What then of a collective consciousness defined by age-old tales of woman’s foolishness, even of betrayal or deceit? To read Alonday’s work is to revisit difference within classic lore. It invites the recognition of tension between opposites, to turn tables on a fixed meaning and release it from an ending of either redemption or blame. Hence, the tilting point: the pondering between hope and despair, between chaos and stillness. A point of transformation.
The herald to these retellings would be So, Newton’s Third Law, cluing in on a collision of dual forces, that of the jutting obelisk and an apple’s fall, conjuring a defiant Eve. The review of origin mythology continues to Pandora’s Jar, which is also Alondays’ remedy to correct Erasmus’ mistranslation of Hesiod’s story of Pandora, who received a jar, not a box. Here it is a honey jar, representing the womb, and surely more tempting to cause the release of the evils of the world. What was left was Hope, also translatable to ‘Expectation,’ affirming the promise of birth balanced against the
god Zeus’ curse of human procreation. In this work, how a man might regard the burden and mystery of woman’s pregnancy is settled on the lid, where he sprouts his own expectation. Apotheosis could be the chapter next to Pandora’s tale, where a male head seemed to have asexually produced an infant boy on the apex of a mound of what could be testes, or what could be breasts, hinting at the vanity of patrilineal descent and familial ascent through the prized birth of a son.
But the title goes to Tilt, where a boy sits in calm repose against the perilous tilt of the masculine figure splitting at the waist between realms of the sacred and the material. Teetering just as comfortably is Homily, presenting a man’s head propped by an arm in a state of rest, presumably dreaming of fatherhood.
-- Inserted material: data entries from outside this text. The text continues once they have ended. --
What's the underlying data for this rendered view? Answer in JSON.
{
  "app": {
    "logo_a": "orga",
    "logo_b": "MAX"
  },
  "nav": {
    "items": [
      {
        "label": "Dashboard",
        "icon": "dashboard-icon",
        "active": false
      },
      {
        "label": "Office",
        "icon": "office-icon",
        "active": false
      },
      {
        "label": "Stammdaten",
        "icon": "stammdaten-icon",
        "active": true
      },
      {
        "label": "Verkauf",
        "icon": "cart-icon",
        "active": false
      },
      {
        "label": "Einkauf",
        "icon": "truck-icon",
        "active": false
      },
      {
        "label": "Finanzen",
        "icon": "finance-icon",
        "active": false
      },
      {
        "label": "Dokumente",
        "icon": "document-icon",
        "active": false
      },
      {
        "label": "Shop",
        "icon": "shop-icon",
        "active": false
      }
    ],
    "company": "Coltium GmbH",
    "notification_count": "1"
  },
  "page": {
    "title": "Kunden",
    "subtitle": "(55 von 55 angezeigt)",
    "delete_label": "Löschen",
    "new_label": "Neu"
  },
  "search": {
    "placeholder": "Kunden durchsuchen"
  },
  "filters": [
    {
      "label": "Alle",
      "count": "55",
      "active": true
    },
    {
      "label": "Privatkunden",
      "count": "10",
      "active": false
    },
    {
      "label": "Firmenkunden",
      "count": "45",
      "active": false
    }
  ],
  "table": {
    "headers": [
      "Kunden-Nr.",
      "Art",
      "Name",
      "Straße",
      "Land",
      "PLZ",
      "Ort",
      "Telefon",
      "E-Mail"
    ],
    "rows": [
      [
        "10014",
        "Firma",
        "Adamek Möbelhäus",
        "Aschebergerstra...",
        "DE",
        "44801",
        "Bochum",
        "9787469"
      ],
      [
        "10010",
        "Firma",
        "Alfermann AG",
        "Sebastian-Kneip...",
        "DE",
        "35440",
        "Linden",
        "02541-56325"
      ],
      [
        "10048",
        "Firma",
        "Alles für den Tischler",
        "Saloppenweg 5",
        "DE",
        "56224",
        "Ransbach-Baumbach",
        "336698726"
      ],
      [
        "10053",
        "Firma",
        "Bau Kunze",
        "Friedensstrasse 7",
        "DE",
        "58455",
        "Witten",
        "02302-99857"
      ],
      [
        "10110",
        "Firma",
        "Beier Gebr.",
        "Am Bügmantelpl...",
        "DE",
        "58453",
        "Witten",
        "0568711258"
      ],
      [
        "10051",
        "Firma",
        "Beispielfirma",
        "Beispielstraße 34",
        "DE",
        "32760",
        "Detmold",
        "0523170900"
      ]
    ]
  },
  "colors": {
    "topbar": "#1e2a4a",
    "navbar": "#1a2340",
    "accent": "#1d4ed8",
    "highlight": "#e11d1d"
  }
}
Metamorphosis resonates towards Mammiferous Murex, where a sea shell, seemingly lulled at shore, is outwardly male yet within, the actual creature grows breasts. Paradoxically, it should be the breasts sprouting the shell for its survival. Which grows what is unanswered.
Woman at the crux of self-actualization is presented through three works dedicated to the female form. Enantiodromia evokes the law on the progress of opposites, and in Jungian sense, this applies to extreme behavior in conscious life that tends to usher in an opposite tendency from the unconscious. It is about the psyche unhinged; good could lead to bad, rest will be interrupted by wakefulness. In this case the passive feminine has been lulled towards a juncture of a yet undetermined action. Milk, on the other hand, suggests the female as one with the ‘flow,’ her body in sync with life-giving energies and with this she is equipped as nurturer. But the most empathetic piece is Home, suggesting a Dorothy at the culmination of loss or pain. One ruby slipper is perched precariously on one remaining foot, all color is drained but for the remaining stains reminiscent of blood. It speaks of finding home within, the soul secured within a fragile but enduring body. The girl survives a kind of violence or death, and she is finding her way to womanhood.
In his writings, Carl G. Jung has made us aware of the tensions at play within the human psyche. Self is differentiated from ego as respective vessels of unconscious and conscious existence. Within a person's core is the self-contained ego, struggling with its autonomy to live as it is. Ego is Being, and it is its death to just remain so. In this context, Self is the Becoming, insistent on a expressing ego-consciousness into creative transformation. The operations of Self is described as violent, for it would inevitably violate the Ego’s shell, leaving wounds where spring change and growth. Just like man with his anima, and woman with her animus, opposing parts of the psyche move in circles of struggle and reconciliation.
And so with X/Y, the work that serves to punctuate this collection of works, duality’s chaos takes root, and will settle its collision in due time.